In December 2010, she was voted as the favourite "Up and Comer" on Parliament Hill[12] and was picked as one of the year's top MPs by columnist David Akin.[13]

Readers of The Coast weekly newspaper in Halifax voted her as "Best Halifax Member of Parliament" in 2009 [14] and 2010.[15] In 2008 she was Voted "Best Activist".[16]

Before entering politics she received: Muriel Duckworth award for raising consciousness of women's issues and feminism in the legal community; Holly House Heroes award (Elizabeth Fry) for work in housing and homelessness; Weldon Community Commitment Award; Dalhousie Governor's Award for exceptional leadership in the University and community; MacIntosh Bursary for outstanding public service; CBA Law Day Award for encouraging and promoting access to justice.[3]

Lesbian, gay, bisexual and transgender advocacy[edit]

Leslie has called herself a queer activist.[17]

Leslie did an undergraduate thesis on Supreme Court of Canada case law relating to gay and lesbian issues.[18]

She also presented an educational workshop for the Nova Scotia Human Rights Commission on gender identity, and was involved in the campaign to get sex reassignment surgery covered by Nova Scotia's provincial health care plan. She has stated that her goal in politics is to "use the law to make Canada a better place for people who are marginalized."[18]

Leslie was the main seconder of Bill C-389, An Act to Amend the Canadian Human Rights Act and Criminal Code (gender identity and gender expression), known as the trans rights bill.
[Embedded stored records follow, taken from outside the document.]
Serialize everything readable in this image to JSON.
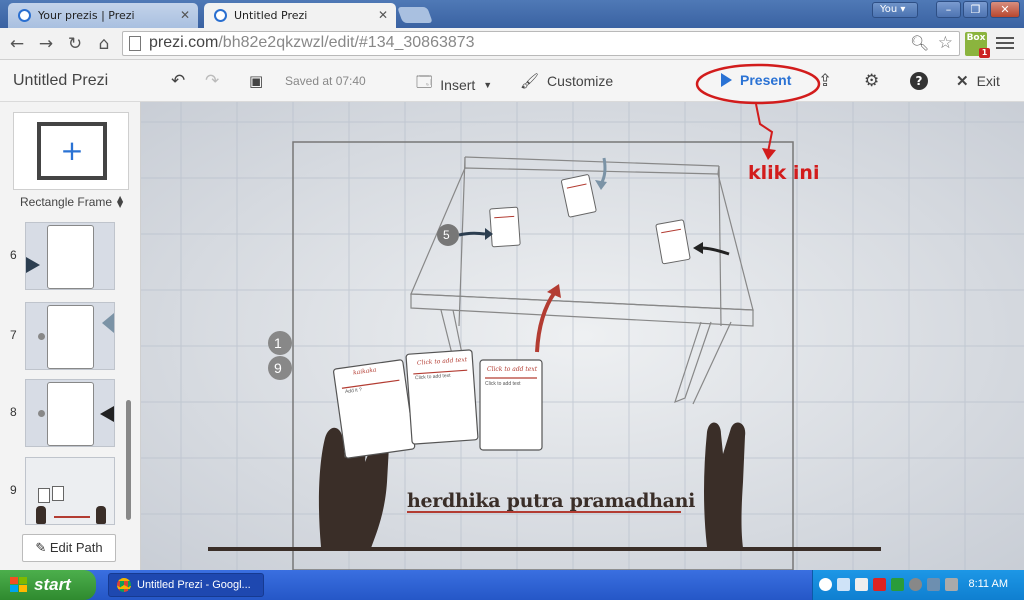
{
  "browser": {
    "tabs": [
      {
        "label": "Your prezis | Prezi",
        "close": "✕"
      },
      {
        "label": "Untitled Prezi",
        "close": "✕"
      }
    ],
    "user_button": "You ▾",
    "url_host": "prezi.com",
    "url_path": "/bh82e2qkzwzl/edit/#134_30863873",
    "extension_label": "Box",
    "extension_badge": "1"
  },
  "editor": {
    "title": "Untitled Prezi",
    "saved_status": "Saved at 07:40",
    "insert_label": "Insert",
    "customize_label": "Customize",
    "present_label": "Present",
    "exit_label": "Exit",
    "frame_type": "Rectangle Frame",
    "edit_path_label": "Edit Path",
    "thumbnails": [
      {
        "num": "6"
      },
      {
        "num": "7"
      },
      {
        "num": "8"
      },
      {
        "num": "9"
      }
    ]
  },
  "canvas": {
    "step_badges": [
      "5",
      "1",
      "9"
    ],
    "card_titles": [
      "kaikaka",
      "Click to add text",
      "Click to add text"
    ],
    "card_subtitles": [
      "Add it ?",
      "Click to add text",
      "Click to add text"
    ],
    "name_text": "herdhika putra pramadhani",
    "callout_text": "klik ini"
  },
  "taskbar": {
    "start_label": "start",
    "task_label": "Untitled Prezi - Googl...",
    "clock": "8:11 AM"
  },
  "colors": {
    "accent": "#2a72d4",
    "annotation_red": "#d21c1c",
    "card_red": "#b33c32",
    "taskbar": "#2557c7",
    "start_green": "#3a9c3a"
  }
}
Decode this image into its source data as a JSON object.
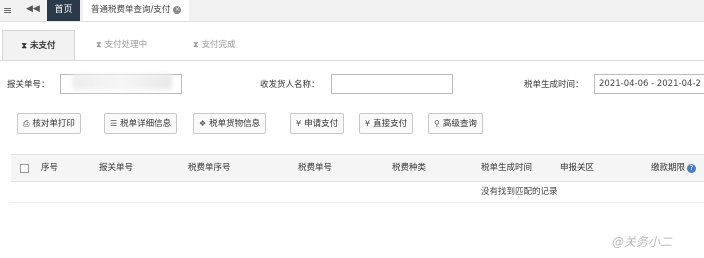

At third reading, noting the absence of any openly trans members of Parliament, Leslie used her time to read letters from people who had contacted her office, stating, "Nothing that I can say about our trans rights bill in this House could be a replacement for hearing from the lived experiences of transgendered Canadians. I am going to use my time today to bring the voices of people, some from Halifax and others from around Canada, who contacted me about this bill".[19]

References[edit]

  1. ^ Shadow Cabinet at NPD.ca; retrieved April 14, 2014
  2. ^ a b "Best Rookie: Megan Leslie: How confidence breeds influence, even for rookies", Maclean's, May 14, 2009.
  3. ^ a b c d http://meganleslie.ndp.ca/biography
  4. ^ "Vapaa Sana". Vapaa Sana. Retrieved 2013-04-25. 
  5. ^ Mccleod, Paul. "The Chronicle Herald - Misquoted MP Leslie draws wrath of ATV drivers". The Chronicle Herald. The Chronicle Herald. Retrieved September 13, 2012. 
  6. ^ "Conservative Minister says ‘wonderful wife’ comment to high school student taken ‘out of context’". Nationalpost.com. Retrieved 2013-04-25. 
  7. ^ "John Ivison: Taking on Big Pharma | Full Comment | National Post". Fullcomment.nationalpost.com. 2013-04-21. Retrieved 2013-04-25. 
  8. ^ nurun.com (2011-02-12). "SPECIAL REPORT: Living with suicide | Local | News | Sarnia Observer". Theobserver.ca. Retrieved 2013-04-25. 
  9. ^ "Ottawa's Up-and-Comers: Who to watch on Parliament Hill", January 1, 2011.
  10. ^ "The five best Canadian members of parliament - Yahoo! News Canada". Ca.news.yahoo.com. 2011-02-23. Retrieved 2013-04-25. 
  11. ^ by. "The Rookie". Americas Quarterly. Retrieved 2013-04-25. 
  12. ^ Plecash, Chris. "PM picked as most valuable politician in 2010, survey says". hilltimes.com. Retrieved 2013-04-25. 
  13. ^ [1][dead link]
  14. ^ "Best Member Of Parliament". Thecoast.ca. Retrieved 2013-04-25. 
  15. ^ "Best Member Of Parliament". Thecoast.ca. Retrieved 2013-04-25. 
  16. ^ "Best Activist". Thecoast.ca. Retrieved 2013-04-25. 
  17. ^ Ralph Higgins / National / Tuesday, September 23, 2008 (2008-09-23). "Queer activists seek Halifax seat". Xtra.ca. Retrieved 2013-04-25. 
  18. ^ a b "New NDP MP Megan Leslie had activist roots", Xtra!, January 2, 2009.
  19. ^ "Official Report * Table of Contents * Number 125 (Official Version)". .parl.gc.ca. Retrieved 2013-04-25. 

External links[edit]